Olympics Broadcaster Announces His Computer Password on Live TV

The announcer complained that it could have been a bit easier to type.
Image: Creative Commons

In what is, at least so far, the biggest cybersecurity blunder of the Tokyo Olympics, an Italian TV announcer did not realize he was on air when he asked the password for his computer. 

"Do you know the password for the computer in this commentator booth?" he asked during the broadcast of the Turkey-China volleyball game, apparently not realizing he was still on air. 

"It was too hard to call the password Pippo? Pippo, Pluto or Topolino?" he complained, referring to the Italian names for Goofy, Pluto and Mickey Mouse. 


The snafu was immortalized in a video posted on Twitter by cybersecurity associate professor Stefano Zanero, who works at the Polytechnic University of Milan. A source who works at Eurosport, the channel which was broadcasting the volleyball game, confirmed that the video is authentic. 

A colleague of the announcer can be heard in the background saying the password depends on the Olympics organizers, and asking the announcer if it's on a paper or post it close-by. 

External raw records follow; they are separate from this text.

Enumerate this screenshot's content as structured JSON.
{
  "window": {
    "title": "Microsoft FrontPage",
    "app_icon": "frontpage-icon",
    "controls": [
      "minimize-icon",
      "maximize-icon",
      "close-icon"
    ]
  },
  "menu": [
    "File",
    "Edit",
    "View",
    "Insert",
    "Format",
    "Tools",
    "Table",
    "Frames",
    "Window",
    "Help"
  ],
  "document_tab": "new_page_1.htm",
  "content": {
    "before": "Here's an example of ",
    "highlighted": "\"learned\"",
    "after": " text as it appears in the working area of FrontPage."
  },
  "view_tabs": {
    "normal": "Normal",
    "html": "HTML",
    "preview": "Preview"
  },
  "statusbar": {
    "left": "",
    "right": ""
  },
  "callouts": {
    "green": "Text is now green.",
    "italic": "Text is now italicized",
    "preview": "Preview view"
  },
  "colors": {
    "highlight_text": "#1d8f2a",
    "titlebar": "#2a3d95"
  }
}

Turns out the password was "Booth.03" after the number of the commentator's booth. 

"Even the dot to make it more complicated, as if it was NASA's computer," he said on the air. "Next time they will even put a semicolon."

"Ma porca miseria," he concluded, using a popular italian swearing that literally means "pork's misery" but is more accurately translated to "for god's sake."

Zanero joked to his Twitter followers that "next time you hear people chatting about super sophisticated policies and cybersecurity products, you can respond with this video."

While the snafu is embarrassing, the actual impact of making such a password public is likely limited. Access to those computers at commentators' booths is likely restricted, especially because there is no public at any Olympics' events due to COVID-19 risks.